Though Mr. Trump will undoubtedly pump up the crowd, the NRA nevertheless will continue to face the brewing battle with New York as well as a new one with Los Angeles.
The NRA sued Gov. Andrew Cuomo and the State Department of Financial Services in May, saying New York was violating the NRA’s right to free speech by discouraging banks and insurance companies from doing business with the group.
“I have very little sympathy for them. They’ve been a longtime nemesis to me,” Mr. Cuomo said last year. “If the NRA goes away, I will remember the NRA in my thoughts and prayers.”
A federal judge in November allowed the case to proceed on First Amendment grounds, and the NRA has received support from the American Civil Liberties Union.
But the state’s new attorney general, Letitia James, also has vowed to investigate the NRA’s status as a nonprofit social welfare organization, which entitles it to significant tax benefits.
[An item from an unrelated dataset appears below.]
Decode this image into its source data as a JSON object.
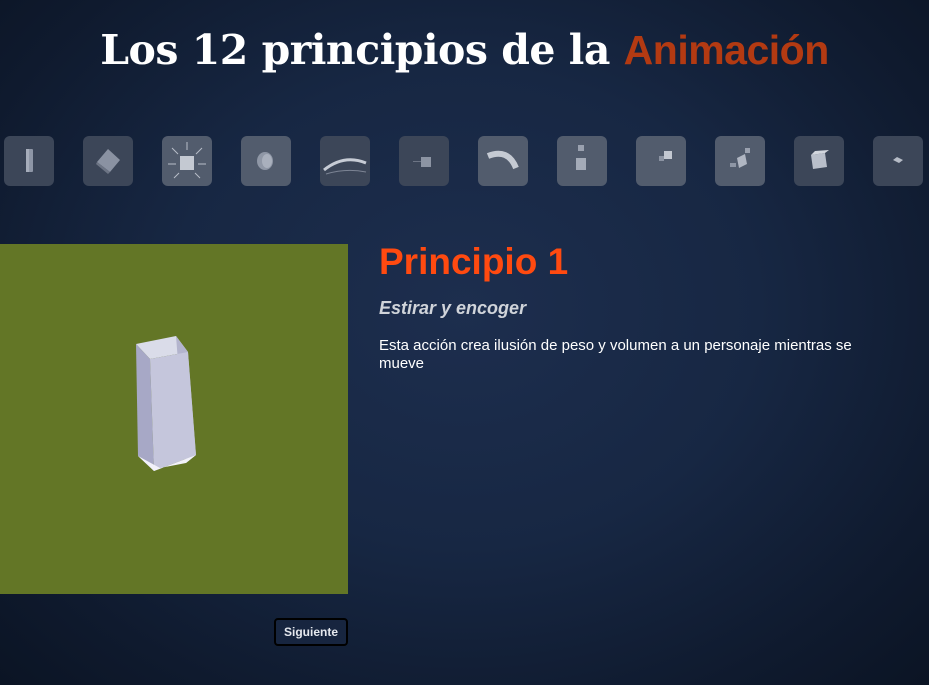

The person familiar with the inner workings of the group said the NRA cut a large sum of money out of its budget heading into 2019, with no major layoffs, to help pay for legal fees to fight New York, calling it a must-win situation.
“We’ll dig out of the debt incurred in the presidential and in the ‘18 election,” they said. “But if we walk away from this lawsuit or if we try to switch horses in the middle of this, or we try to do this on the cheap, the results could be catastrophic … and that does not make sense.”
On Wednesday, the NRA filed a lawsuit in federal court in California, arguing that Los Angeles is running afoul of the group’s free speech rights with an ordinance that requires city contractors to disclose their ties to the NRA.
“This is modern-day McCarthyism, and my clients are confident no judge will let it stand,” said Chuck Michel, lead attorney for the NRA in the case.
A spokesman for the office of Los Angeles City Attorney Michael Feuer said the city will vigorously defend the ordinance, which took effect April 1 after the City Council approved it in February.